| Information given |
========

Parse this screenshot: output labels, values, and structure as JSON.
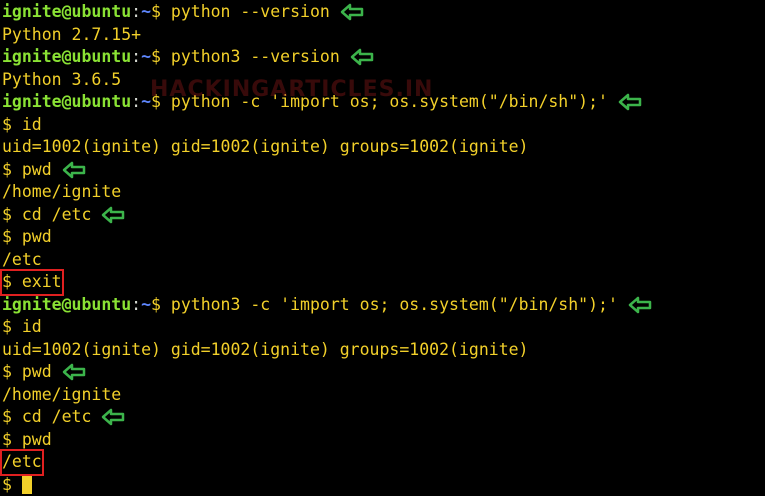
{
  "terminal": {
    "watermark": "HACKINGARTICLES.IN",
    "prompt_user": "ignite@ubuntu",
    "prompt_colon": ":",
    "prompt_path": "~",
    "prompt_dollar": "$ ",
    "lines": [
      {
        "type": "prompt",
        "cmd": "python --version",
        "arrow": true
      },
      {
        "type": "out",
        "text": "Python 2.7.15+"
      },
      {
        "type": "prompt",
        "cmd": "python3 --version",
        "arrow": true
      },
      {
        "type": "out",
        "text": "Python 3.6.5"
      },
      {
        "type": "prompt",
        "cmd": "python -c 'import os; os.system(\"/bin/sh\");'",
        "arrow": true
      },
      {
        "type": "out",
        "text": "$ id"
      },
      {
        "type": "out",
        "text": "uid=1002(ignite) gid=1002(ignite) groups=1002(ignite)"
      },
      {
        "type": "out",
        "text": "$ pwd",
        "arrow": true
      },
      {
        "type": "out",
        "text": "/home/ignite"
      },
      {
        "type": "out",
        "text": "$ cd /etc",
        "arrow": true
      },
      {
        "type": "out",
        "text": "$ pwd"
      },
      {
        "type": "out",
        "text": "/etc"
      },
      {
        "type": "out",
        "text": "$ exit",
        "highlight": true
      },
      {
        "type": "prompt",
        "cmd": "python3 -c 'import os; os.system(\"/bin/sh\");'",
        "arrow": true
      },
      {
        "type": "out",
        "text": "$ id"
      },
      {
        "type": "out",
        "text": "uid=1002(ignite) gid=1002(ignite) groups=1002(ignite)"
      },
      {
        "type": "out",
        "text": "$ pwd",
        "arrow": true
      },
      {
        "type": "out",
        "text": "/home/ignite"
      },
      {
        "type": "out",
        "text": "$ cd /etc",
        "arrow": true
      },
      {
        "type": "out",
        "text": "$ pwd"
      },
      {
        "type": "out",
        "text": "/etc",
        "highlight": true
      },
      {
        "type": "cursor",
        "text": "$"
      }
    ]
  },
  "colors": {
    "background": "#000000",
    "text": "#f2d02a",
    "user": "#8ae234",
    "path": "#5f87ff",
    "arrow": "#3cb44b",
    "highlight_box": "#e02020"
  }
}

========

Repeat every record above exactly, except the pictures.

Parse this screenshot: output labels, values, and structure as JSON.
{
  "terminal": {
    "watermark": "HACKINGARTICLES.IN",
    "prompt_user": "ignite@ubuntu",
    "prompt_colon": ":",
    "prompt_path": "~",
    "prompt_dollar": "$ ",
    "lines": [
      {
        "type": "prompt",
        "cmd": "python --version",
        "arrow": true
      },
      {
        "type": "out",
        "text": "Python 2.7.15+"
      },
      {
        "type": "prompt",
        "cmd": "python3 --version",
        "arrow": true
      },
      {
        "type": "out",
        "text": "Python 3.6.5"
      },
      {
        "type": "prompt",
        "cmd": "python -c 'import os; os.system(\"/bin/sh\");'",
        "arrow": true
      },
      {
        "type": "out",
        "text": "$ id"
      },
      {
        "type": "out",
        "text": "uid=1002(ignite) gid=1002(ignite) groups=1002(ignite)"
      },
      {
        "type": "out",
        "text": "$ pwd",
        "arrow": true
      },
      {
        "type": "out",
        "text": "/home/ignite"
      },
      {
        "type": "out",
        "text": "$ cd /etc",
        "arrow": true
      },
      {
        "type": "out",
        "text": "$ pwd"
      },
      {
        "type": "out",
        "text": "/etc"
      },
      {
        "type": "out",
        "text": "$ exit",
        "highlight": true
      },
      {
        "type": "prompt",
        "cmd": "python3 -c 'import os; os.system(\"/bin/sh\");'",
        "arrow": true
      },
      {
        "type": "out",
        "text": "$ id"
      },
      {
        "type": "out",
        "text": "uid=1002(ignite) gid=1002(ignite) groups=1002(ignite)"
      },
      {
        "type": "out",
        "text": "$ pwd",
        "arrow": true
      },
      {
        "type": "out",
        "text": "/home/ignite"
      },
      {
        "type": "out",
        "text": "$ cd /etc",
        "arrow": true
      },
      {
        "type": "out",
        "text": "$ pwd"
      },
      {
        "type": "out",
        "text": "/etc",
        "highlight": true
      },
      {
        "type": "cursor",
        "text": "$"
      }
    ]
  },
  "colors": {
    "background": "#000000",
    "text": "#f2d02a",
    "user": "#8ae234",
    "path": "#5f87ff",
    "arrow": "#3cb44b",
    "highlight_box": "#e02020"
  }
}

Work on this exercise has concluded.